After a bout of bad weather, disease, and cartel violence in Mexico, the United States’ main source for the importation of limes, the price of the fruit skyrocketed to as high as $1.50 per lime. The U.S. receives more than 90 percent of its imported limes from Mexico, and depends on the country for the fruit. However, after Mexico suffered heavy rains last year which affected its lime crops, which were already diseased at that point, the limes became scarce as a product for import to the U.S. Additionally, due to the scarcity and high value of the fruit, drug cartels began raiding crop trucks and leftover lime groves. In fact, many lime growers refused to even send their trucks out for this reason.
Limes are often known as “green gold” in Mexico, and for a long while, the lime industry was primarily controlled by the drug gangs in the country, even telling the farmers where and when to sell their crops and at what price.
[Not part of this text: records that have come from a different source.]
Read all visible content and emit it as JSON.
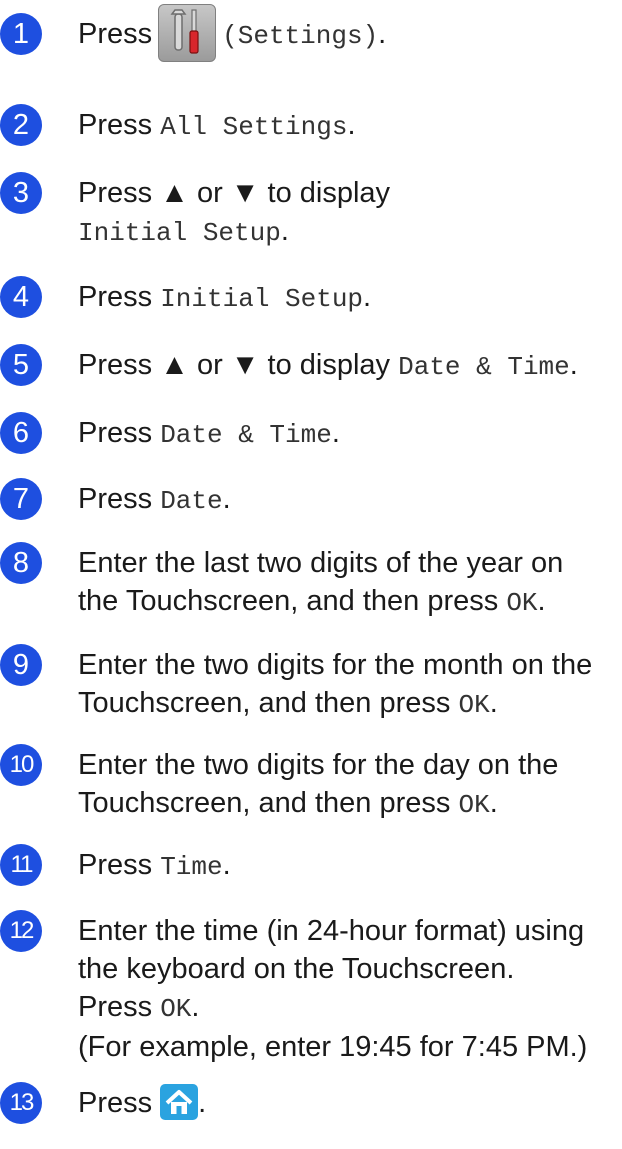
{
  "steps": [
    {
      "num": "1",
      "parts": [
        "Press",
        "(Settings)",
        "."
      ]
    },
    {
      "num": "2",
      "parts": [
        "Press",
        "All Settings",
        "."
      ]
    },
    {
      "num": "3",
      "parts": [
        "Press ▲ or ▼ to display",
        "Initial Setup",
        "."
      ]
    },
    {
      "num": "4",
      "parts": [
        "Press",
        "Initial Setup",
        "."
      ]
    },
    {
      "num": "5",
      "parts": [
        "Press ▲ or ▼ to display",
        "Date & Time",
        "."
      ]
    },
    {
      "num": "6",
      "parts": [
        "Press",
        "Date & Time",
        "."
      ]
    },
    {
      "num": "7",
      "parts": [
        "Press",
        "Date",
        "."
      ]
    },
    {
      "num": "8",
      "parts": [
        "Enter the last two digits of the year on",
        "the Touchscreen, and then press",
        "OK",
        "."
      ]
    },
    {
      "num": "9",
      "parts": [
        "Enter the two digits for the month on the",
        "Touchscreen, and then press",
        "OK",
        "."
      ]
    },
    {
      "num": "10",
      "parts": [
        "Enter the two digits for the day on the",
        "Touchscreen, and then press",
        "OK",
        "."
      ]
    },
    {
      "num": "11",
      "parts": [
        "Press",
        "Time",
        "."
      ]
    },
    {
      "num": "12",
      "parts": [
        "Enter the time (in 24-hour format) using",
        "the keyboard on the Touchscreen.",
        "Press",
        "OK",
        ".",
        "(For example, enter 19:45 for 7:45 PM.)"
      ]
    },
    {
      "num": "13",
      "parts": [
        "Press",
        "."
      ]
    }
  ],
  "icons": {
    "settings": "settings-tools-icon",
    "home": "home-icon"
  },
  "colors": {
    "step_badge": "#1e4fe0",
    "home_icon": "#2aa3e0"
  }
}
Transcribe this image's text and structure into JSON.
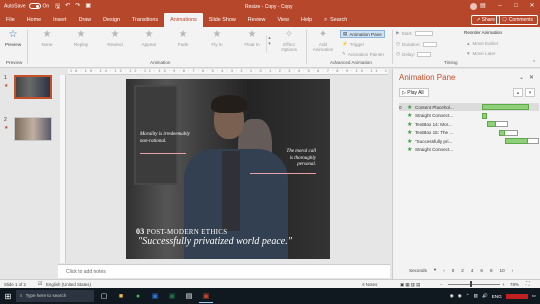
{
  "titlebar": {
    "autosave_label": "AutoSave",
    "autosave_state": "On",
    "doc_title": "Resize - Copy - Copy",
    "icons": [
      "save-icon",
      "undo-icon",
      "redo-icon",
      "present-icon"
    ],
    "window_buttons": [
      "–",
      "□",
      "✕"
    ]
  },
  "tabs": {
    "items": [
      "File",
      "Home",
      "Insert",
      "Draw",
      "Design",
      "Transitions",
      "Animations",
      "Slide Show",
      "Review",
      "View",
      "Help"
    ],
    "active": "Animations",
    "search_label": "Search",
    "share_label": "Share",
    "comments_label": "Comments"
  },
  "ribbon": {
    "preview_label": "Preview",
    "effects": [
      "None",
      "Replay",
      "Rewind",
      "Appear",
      "Fade",
      "Fly In",
      "Float In"
    ],
    "effect_options": [
      "Effect",
      "Options"
    ],
    "add_animation": [
      "Add",
      "Animation"
    ],
    "animation_pane_label": "Animation Pane",
    "trigger_label": "Trigger",
    "animation_painter_label": "Animation Painter",
    "start_label": "Start:",
    "duration_label": "Duration:",
    "delay_label": "Delay:",
    "reorder_label": "Reorder Animation",
    "move_earlier_label": "Move Earlier",
    "move_later_label": "Move Later",
    "group_labels": {
      "preview": "Preview",
      "animation": "Animation",
      "advanced": "Advanced Animation",
      "timing": "Timing"
    }
  },
  "thumbs": [
    {
      "num": "1",
      "selected": true
    },
    {
      "num": "2",
      "selected": false
    }
  ],
  "slide": {
    "quote_left_1": "Morality is irredeemably",
    "quote_left_2": "non-rational.",
    "quote_right_1": "The moral call",
    "quote_right_2": "is thoroughly",
    "quote_right_3": "personal.",
    "heading_num": "03",
    "heading_text": "POST-MODERN ETHICS",
    "tagline": "\"Successfully privatized world peace.\""
  },
  "notes_placeholder": "Click to add notes",
  "anim_pane": {
    "title": "Animation Pane",
    "play_all": "Play All",
    "items": [
      {
        "num": "0",
        "label": "Content Placehol...",
        "bar_start": 0.28,
        "bar_width": 0.62,
        "outline": false
      },
      {
        "num": "",
        "label": "Straight Connect...",
        "bar_start": 0.28,
        "bar_width": 0.06,
        "outline": false
      },
      {
        "num": "",
        "label": "TextBox 14: Mor...",
        "bar_start": 0.34,
        "bar_width": 0.12,
        "outline": true
      },
      {
        "num": "",
        "label": "TextBox 15: The ...",
        "bar_start": 0.5,
        "bar_width": 0.08,
        "outline": true
      },
      {
        "num": "",
        "label": "\"Successfully pri...",
        "bar_start": 0.58,
        "bar_width": 0.3,
        "outline": true
      },
      {
        "num": "",
        "label": "Straight Connect...",
        "bar_start": 0.0,
        "bar_width": 0.0,
        "outline": false
      }
    ],
    "seconds_label": "Seconds",
    "ticks": [
      "0",
      "2",
      "4",
      "6",
      "8",
      "10"
    ]
  },
  "status": {
    "slide_info": "Slide 1 of 2",
    "language": "English (United States)",
    "notes_label": "Notes",
    "zoom": "78%"
  },
  "taskbar": {
    "search_placeholder": "Type here to search",
    "lang": "ENG"
  },
  "colors": {
    "accent": "#b7472a",
    "anim_green": "#8fd17a",
    "pane_title": "#c4502a"
  }
}
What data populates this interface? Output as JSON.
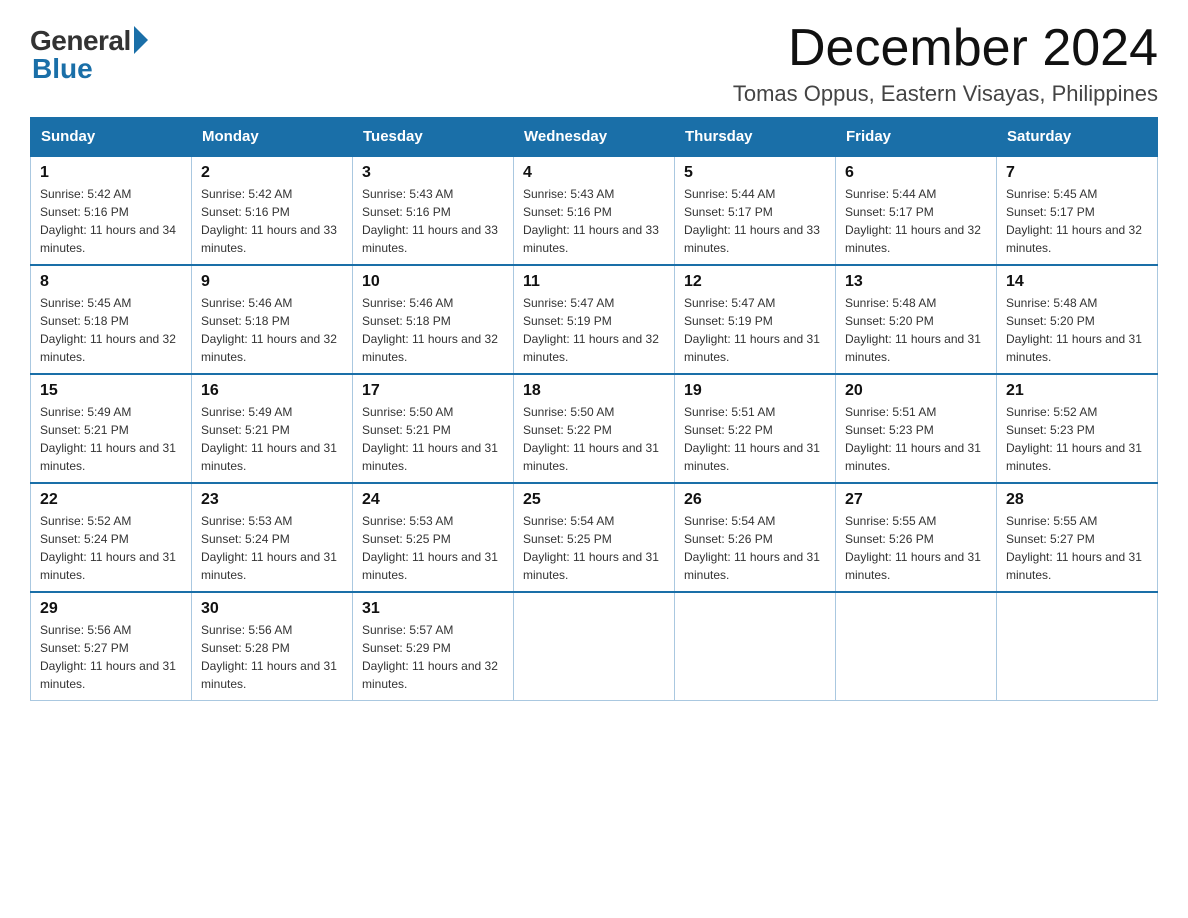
{
  "logo": {
    "general": "General",
    "blue": "Blue"
  },
  "title": "December 2024",
  "location": "Tomas Oppus, Eastern Visayas, Philippines",
  "weekdays": [
    "Sunday",
    "Monday",
    "Tuesday",
    "Wednesday",
    "Thursday",
    "Friday",
    "Saturday"
  ],
  "weeks": [
    [
      {
        "day": "1",
        "sunrise": "5:42 AM",
        "sunset": "5:16 PM",
        "daylight": "11 hours and 34 minutes."
      },
      {
        "day": "2",
        "sunrise": "5:42 AM",
        "sunset": "5:16 PM",
        "daylight": "11 hours and 33 minutes."
      },
      {
        "day": "3",
        "sunrise": "5:43 AM",
        "sunset": "5:16 PM",
        "daylight": "11 hours and 33 minutes."
      },
      {
        "day": "4",
        "sunrise": "5:43 AM",
        "sunset": "5:16 PM",
        "daylight": "11 hours and 33 minutes."
      },
      {
        "day": "5",
        "sunrise": "5:44 AM",
        "sunset": "5:17 PM",
        "daylight": "11 hours and 33 minutes."
      },
      {
        "day": "6",
        "sunrise": "5:44 AM",
        "sunset": "5:17 PM",
        "daylight": "11 hours and 32 minutes."
      },
      {
        "day": "7",
        "sunrise": "5:45 AM",
        "sunset": "5:17 PM",
        "daylight": "11 hours and 32 minutes."
      }
    ],
    [
      {
        "day": "8",
        "sunrise": "5:45 AM",
        "sunset": "5:18 PM",
        "daylight": "11 hours and 32 minutes."
      },
      {
        "day": "9",
        "sunrise": "5:46 AM",
        "sunset": "5:18 PM",
        "daylight": "11 hours and 32 minutes."
      },
      {
        "day": "10",
        "sunrise": "5:46 AM",
        "sunset": "5:18 PM",
        "daylight": "11 hours and 32 minutes."
      },
      {
        "day": "11",
        "sunrise": "5:47 AM",
        "sunset": "5:19 PM",
        "daylight": "11 hours and 32 minutes."
      },
      {
        "day": "12",
        "sunrise": "5:47 AM",
        "sunset": "5:19 PM",
        "daylight": "11 hours and 31 minutes."
      },
      {
        "day": "13",
        "sunrise": "5:48 AM",
        "sunset": "5:20 PM",
        "daylight": "11 hours and 31 minutes."
      },
      {
        "day": "14",
        "sunrise": "5:48 AM",
        "sunset": "5:20 PM",
        "daylight": "11 hours and 31 minutes."
      }
    ],
    [
      {
        "day": "15",
        "sunrise": "5:49 AM",
        "sunset": "5:21 PM",
        "daylight": "11 hours and 31 minutes."
      },
      {
        "day": "16",
        "sunrise": "5:49 AM",
        "sunset": "5:21 PM",
        "daylight": "11 hours and 31 minutes."
      },
      {
        "day": "17",
        "sunrise": "5:50 AM",
        "sunset": "5:21 PM",
        "daylight": "11 hours and 31 minutes."
      },
      {
        "day": "18",
        "sunrise": "5:50 AM",
        "sunset": "5:22 PM",
        "daylight": "11 hours and 31 minutes."
      },
      {
        "day": "19",
        "sunrise": "5:51 AM",
        "sunset": "5:22 PM",
        "daylight": "11 hours and 31 minutes."
      },
      {
        "day": "20",
        "sunrise": "5:51 AM",
        "sunset": "5:23 PM",
        "daylight": "11 hours and 31 minutes."
      },
      {
        "day": "21",
        "sunrise": "5:52 AM",
        "sunset": "5:23 PM",
        "daylight": "11 hours and 31 minutes."
      }
    ],
    [
      {
        "day": "22",
        "sunrise": "5:52 AM",
        "sunset": "5:24 PM",
        "daylight": "11 hours and 31 minutes."
      },
      {
        "day": "23",
        "sunrise": "5:53 AM",
        "sunset": "5:24 PM",
        "daylight": "11 hours and 31 minutes."
      },
      {
        "day": "24",
        "sunrise": "5:53 AM",
        "sunset": "5:25 PM",
        "daylight": "11 hours and 31 minutes."
      },
      {
        "day": "25",
        "sunrise": "5:54 AM",
        "sunset": "5:25 PM",
        "daylight": "11 hours and 31 minutes."
      },
      {
        "day": "26",
        "sunrise": "5:54 AM",
        "sunset": "5:26 PM",
        "daylight": "11 hours and 31 minutes."
      },
      {
        "day": "27",
        "sunrise": "5:55 AM",
        "sunset": "5:26 PM",
        "daylight": "11 hours and 31 minutes."
      },
      {
        "day": "28",
        "sunrise": "5:55 AM",
        "sunset": "5:27 PM",
        "daylight": "11 hours and 31 minutes."
      }
    ],
    [
      {
        "day": "29",
        "sunrise": "5:56 AM",
        "sunset": "5:27 PM",
        "daylight": "11 hours and 31 minutes."
      },
      {
        "day": "30",
        "sunrise": "5:56 AM",
        "sunset": "5:28 PM",
        "daylight": "11 hours and 31 minutes."
      },
      {
        "day": "31",
        "sunrise": "5:57 AM",
        "sunset": "5:29 PM",
        "daylight": "11 hours and 32 minutes."
      },
      null,
      null,
      null,
      null
    ]
  ]
}
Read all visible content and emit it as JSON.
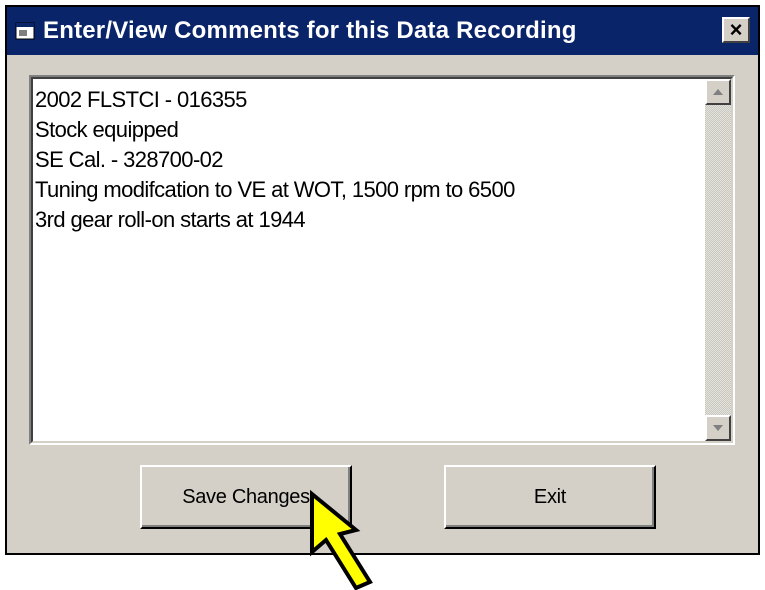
{
  "window": {
    "title": "Enter/View Comments for this Data Recording",
    "close_label": "×"
  },
  "comments": {
    "lines": [
      "2002 FLSTCI - 016355",
      "Stock equipped",
      "SE Cal. - 328700-02",
      "Tuning modifcation to VE at WOT, 1500 rpm to 6500",
      "3rd gear roll-on starts at 1944"
    ]
  },
  "buttons": {
    "save_label": "Save Changes",
    "exit_label": "Exit"
  },
  "icons": {
    "title_icon": "window-app-icon",
    "pointer": "yellow-arrow-icon"
  },
  "colors": {
    "titlebar": "#0a246a",
    "dialog_face": "#d4d0c8",
    "arrow_fill": "#ffff00"
  }
}
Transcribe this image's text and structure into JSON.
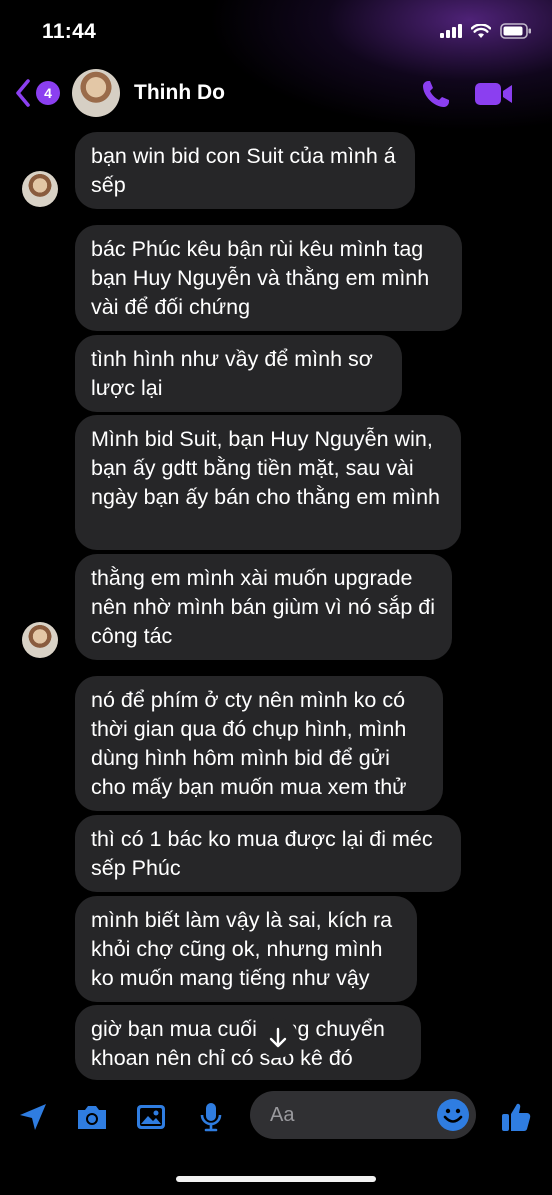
{
  "status_bar": {
    "time": "11:44"
  },
  "header": {
    "back_badge_count": "4",
    "contact_name": "Thinh Do"
  },
  "messages": [
    {
      "text": "bạn win bid con Suit của mình á sếp"
    },
    {
      "text": "bác Phúc kêu bận rùi kêu mình tag bạn Huy Nguyễn và thằng em mình vài để đối chứng"
    },
    {
      "text": "tình hình như vầy để mình sơ lược lại"
    },
    {
      "text": "Mình bid Suit, bạn Huy Nguyễn win, bạn ấy gdtt bằng tiền mặt, sau vài ngày bạn ấy bán cho thằng em mình"
    },
    {
      "text": "thằng em mình xài muốn upgrade nên nhờ mình bán giùm vì nó sắp đi công tác"
    },
    {
      "text": "nó để phím ở cty nên mình ko có thời gian qua đó chụp hình, mình dùng hình hôm mình bid để gửi cho mấy bạn muốn mua xem thử"
    },
    {
      "text": "thì có 1 bác ko mua được lại đi méc sếp Phúc"
    },
    {
      "text": "mình biết làm vậy là sai, kích ra khỏi chợ cũng ok, nhưng mình ko muốn mang tiếng như vậy"
    },
    {
      "text": "giờ bạn mua cuối cùng chuyển khoan nên chỉ có sao kê đó"
    }
  ],
  "composer": {
    "placeholder": "Aa"
  },
  "icons": {
    "accent_color": "#8b3ff0",
    "action_color": "#2f7de1"
  }
}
The cartel would often even take up to ten percent of the 2,000 profits per week. This went on for a while. That is, until the federal police started cracking down on the drug gangs in Mexico. Now, farmers are enjoying their profits, even during the past year’s lime shortage and price hike.
Lime costs are now back to normal after the spike in prices this past year, with individual limes selling for 30 cents each. In some stores, however, prices of the fruit are still up around a $1.00, but they still seem to be dropping steadily. The lime panic had limes formerly selling for as high as $1.50 for each individual lime and in some cases, for over $100 for large boxes. Restaurant owners and chefs had a hard time deciding whether to shell out the cash for the citrus fruit. Drinks and foods such as Margaritas, Guacamole, and Gin and Tonic, among others all using limes, the scarcity and high prices of the fruit became an issue in many restaurants. The lime prices were particularly an problem in Mexican restaurants, which use limes in a multiplicity of food and drink items. Some restaurants decided to try to substitute other citrus fruits for limes, including lemons and grapefruits, which others opted to leave the all fruit out of the equation altogether, since there was no other citrus fruit that tasted like a lime.
Boxes of limes that were selling for 40 dollars a box are now selling for 6 dollars, which is a relief for the owners of restaurants, and also for grocery shoppers. At this time last year, cases, on average, were going for 35 dollars on average. The lime costs finally getting back to normal after the spike in prices this past year can be greatly attributed to improved weather in Mexico and to a far more successful crop of limes this Spring than the one last year.
By Laura Clark